Prestigious research award announced

A 10-year research project into the impacts of fire has won Parks Victoria’s Nancy Mills Science in Parks Award.
By AG Staff Writer June 9, 2016 Reading Time: 1

A DECADE-LONG study into how plants, animals and their habitats respond to and recover from fire has been awarded the Nancy Mills Science in Parks Award from Park Victoria.

The long-running collaborative research project is led by La Trobe and Deakin universities, and has shown that the effects of a single fire could last well over a century. The research findings to date have resulted in significant changes to the way fire and controlled burns are managed.

western pygmy possum

The research looks at how animals, plants and habitats respond to and recover from fire. (Image courtesy Parks Victoria)

Based in the Murray Sunset and Hattah-Kulkyne national parks in north-west Victoria, the project was singled out by Parks Victoria for its outstanding contribution to understanding how best to manage protected areas and their sustainability.

A number of vulnerable species will benefit from the research, including the adorable western pygmy possum, which is listed as near threatened, as well as the endangered mallee emu-wren, for which the world’s entire population is now restricted to north-west Victoria as a result of severe habitat loss from bushfires in South Australia.

“This is an incredible long-term, collaborative and quality research program that is helping to manage Australia’s unique biodiversity in our parks, including iconic, nationally threatened bird species,” said Bradley Fauteux, the Chief Executive of Parks Victoria.
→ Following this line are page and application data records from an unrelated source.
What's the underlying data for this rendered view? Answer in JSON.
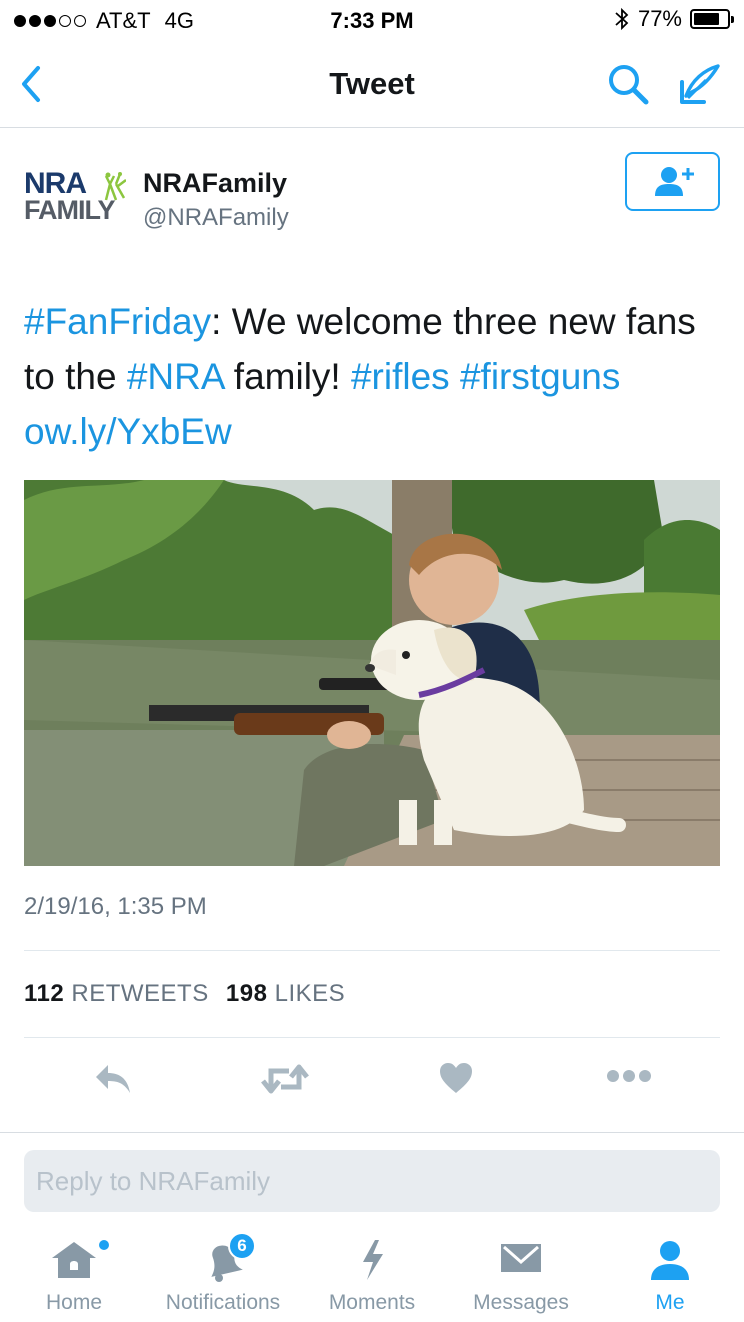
{
  "status_bar": {
    "carrier": "AT&T",
    "network": "4G",
    "time": "7:33 PM",
    "battery": "77%",
    "battery_level": 0.77,
    "signal_bars_filled": 3,
    "signal_bars_total": 5
  },
  "nav": {
    "title": "Tweet",
    "back_icon": "chevron-left-icon",
    "search_icon": "search-icon",
    "compose_icon": "compose-icon"
  },
  "tweet": {
    "logo_line1": "NRA",
    "logo_line2": "FAMILY",
    "user_name": "NRAFamily",
    "user_handle": "@NRAFamily",
    "follow_icon": "add-user-icon",
    "text_parts": {
      "hashtag1": "#FanFriday",
      "text1": ": We welcome three new fans to the ",
      "hashtag2": "#NRA",
      "text2": " family! ",
      "hashtag3": "#rifles",
      "hashtag4": "#firstguns",
      "link": "ow.ly/YxbEw"
    },
    "timestamp": "2/19/16, 1:35 PM",
    "retweet_count": "112",
    "retweet_label": "RETWEETS",
    "like_count": "198",
    "like_label": "LIKES"
  },
  "actions": {
    "reply_icon": "reply-icon",
    "retweet_icon": "retweet-icon",
    "like_icon": "heart-icon",
    "more_icon": "more-icon"
  },
  "reply": {
    "placeholder": "Reply to NRAFamily"
  },
  "tabs": [
    {
      "label": "Home",
      "icon": "home-icon"
    },
    {
      "label": "Notifications",
      "icon": "bell-icon",
      "badge": "6"
    },
    {
      "label": "Moments",
      "icon": "lightning-icon"
    },
    {
      "label": "Messages",
      "icon": "envelope-icon"
    },
    {
      "label": "Me",
      "icon": "person-icon",
      "active": true
    }
  ],
  "colors": {
    "accent": "#1da1f2",
    "link": "#1b95e0",
    "muted": "#8899a6",
    "icon_gray": "#aab8c2"
  }
}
“This is so important as we face increasing pressures to our natural environments from large-scale bushfires and a changing climate.”